A Hong Kong cartoonist claimed he is the victim of “self-censorship gone too far” after a publisher wanted to edit or delete content in his new political satire book.

Artist Ar To said on Facebook Thursday that he couldn’t reach a compromise with the publisher, whom he did not wish to name. He is now seeking a new publisher who will issue the book without any changes.

“The political pressure has been stronger and stronger, the publishing industry is not in good shape, now it is even full of obstacles to just publish a book,” he said. “Now the future [of the book] is in question, I don’t even know if my persistence was very stupid.”

self censorship comic
Ar To disclosed the “self-censorship” incident of his new comic book on Facebook and received many comics in support.

Ar To is known for his comic collection that turned Cantonese colloquial phrases into “sacred animals” to satirise current affairs. The animals were intended to appear on the cover of his new book.

He told Apple Daily that the publisher asked him to drop a cartoon satirising Chinese president Xi Jinping – which had already been published in Ar To’s online column – as the publisher found it too sensitive.

In a comic strip he published last October on Xi’s visit to the UK, a political activist added two characters to a banner welcoming Xi, changing it from “Hello president Xi” to “President Xi you are very dictatorial”. Ar To did not confirm whether this was the cartoon the publisher objected to.

comic Xi Jinping
The comic on Xi Jinping. Photo: Facebook.

He also told Apple Daily that the publisher requested that he edit around ten comics concerning conflicts between Hong Kong and China, as the publishing company was afraid it might be sued for the content.

Ar To said that his works were not radical and that they never contained subjects such as Hong Kong independence, stressing that he never had to pull or edit works from his previous political satire books.

After Ar To posted the incident on social media, many netizens offered suggestions on ways he could publish the book, including using small independent publishing houses known for critical political books, self funding the book or starting a crowdfunding campaign. He told the newspaper that two or three publishers have contacted him.

Last year, five booksellers of the Mighty Current publishing house and Causeway Bay Books – known for gossipy political titles critical of the Chinese government – disappeared from Thailand, China and Hong Kong, before all reappeared on the mainland saying they voluntarily returned to China for an investigation.

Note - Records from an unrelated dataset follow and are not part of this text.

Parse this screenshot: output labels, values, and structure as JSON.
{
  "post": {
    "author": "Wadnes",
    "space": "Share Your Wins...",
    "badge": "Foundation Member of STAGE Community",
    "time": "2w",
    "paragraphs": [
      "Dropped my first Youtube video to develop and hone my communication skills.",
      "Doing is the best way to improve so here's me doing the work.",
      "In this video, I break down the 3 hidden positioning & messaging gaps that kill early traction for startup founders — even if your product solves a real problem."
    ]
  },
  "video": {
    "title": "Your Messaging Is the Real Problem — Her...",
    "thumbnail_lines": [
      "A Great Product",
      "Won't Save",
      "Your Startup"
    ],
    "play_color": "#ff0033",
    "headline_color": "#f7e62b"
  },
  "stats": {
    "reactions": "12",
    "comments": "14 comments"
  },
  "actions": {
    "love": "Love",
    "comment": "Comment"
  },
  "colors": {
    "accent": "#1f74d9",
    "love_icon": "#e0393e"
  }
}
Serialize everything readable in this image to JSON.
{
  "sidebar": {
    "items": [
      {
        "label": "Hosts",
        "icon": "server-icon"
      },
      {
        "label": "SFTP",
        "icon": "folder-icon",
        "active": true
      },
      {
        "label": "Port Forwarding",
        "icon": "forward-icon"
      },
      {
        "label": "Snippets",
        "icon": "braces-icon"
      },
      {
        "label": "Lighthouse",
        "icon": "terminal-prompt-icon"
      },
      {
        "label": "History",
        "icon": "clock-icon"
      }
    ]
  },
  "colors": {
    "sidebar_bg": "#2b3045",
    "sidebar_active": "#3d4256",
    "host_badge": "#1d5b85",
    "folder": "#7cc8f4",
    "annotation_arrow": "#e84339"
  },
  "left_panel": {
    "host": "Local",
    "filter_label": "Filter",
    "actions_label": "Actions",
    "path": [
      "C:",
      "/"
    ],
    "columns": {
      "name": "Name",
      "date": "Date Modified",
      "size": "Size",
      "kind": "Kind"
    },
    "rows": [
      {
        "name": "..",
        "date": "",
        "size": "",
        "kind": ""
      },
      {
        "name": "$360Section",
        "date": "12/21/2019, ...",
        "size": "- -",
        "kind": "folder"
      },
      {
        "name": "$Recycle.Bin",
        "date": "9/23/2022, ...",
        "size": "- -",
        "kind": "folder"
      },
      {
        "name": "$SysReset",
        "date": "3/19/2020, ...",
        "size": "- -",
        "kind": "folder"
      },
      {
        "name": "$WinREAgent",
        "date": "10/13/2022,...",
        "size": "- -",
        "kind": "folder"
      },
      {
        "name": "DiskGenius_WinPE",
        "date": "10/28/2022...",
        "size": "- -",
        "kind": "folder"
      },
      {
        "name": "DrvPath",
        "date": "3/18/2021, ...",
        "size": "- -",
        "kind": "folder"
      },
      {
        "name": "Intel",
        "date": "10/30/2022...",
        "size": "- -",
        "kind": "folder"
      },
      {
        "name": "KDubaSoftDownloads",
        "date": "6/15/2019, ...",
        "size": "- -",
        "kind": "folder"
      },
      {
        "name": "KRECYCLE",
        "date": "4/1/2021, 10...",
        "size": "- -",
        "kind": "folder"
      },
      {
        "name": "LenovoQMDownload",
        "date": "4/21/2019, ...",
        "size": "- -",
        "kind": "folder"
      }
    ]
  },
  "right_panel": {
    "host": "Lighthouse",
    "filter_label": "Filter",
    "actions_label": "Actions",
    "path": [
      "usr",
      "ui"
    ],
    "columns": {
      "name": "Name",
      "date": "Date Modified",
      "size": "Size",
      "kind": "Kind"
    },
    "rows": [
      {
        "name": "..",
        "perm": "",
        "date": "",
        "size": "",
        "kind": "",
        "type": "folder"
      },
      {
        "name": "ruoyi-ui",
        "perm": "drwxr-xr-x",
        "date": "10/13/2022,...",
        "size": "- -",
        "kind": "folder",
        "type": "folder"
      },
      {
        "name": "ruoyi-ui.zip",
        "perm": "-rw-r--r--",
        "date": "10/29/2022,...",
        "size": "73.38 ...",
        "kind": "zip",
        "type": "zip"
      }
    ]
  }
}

Kris Cheng is a Hong Kong journalist with an interest in local politics. His work has been featured in Washington Post, Public Radio International, Hong Kong Economic Times and others. He has a BSSc in Sociology from the Chinese University of Hong Kong. Kris is HKFP's Editorial Director.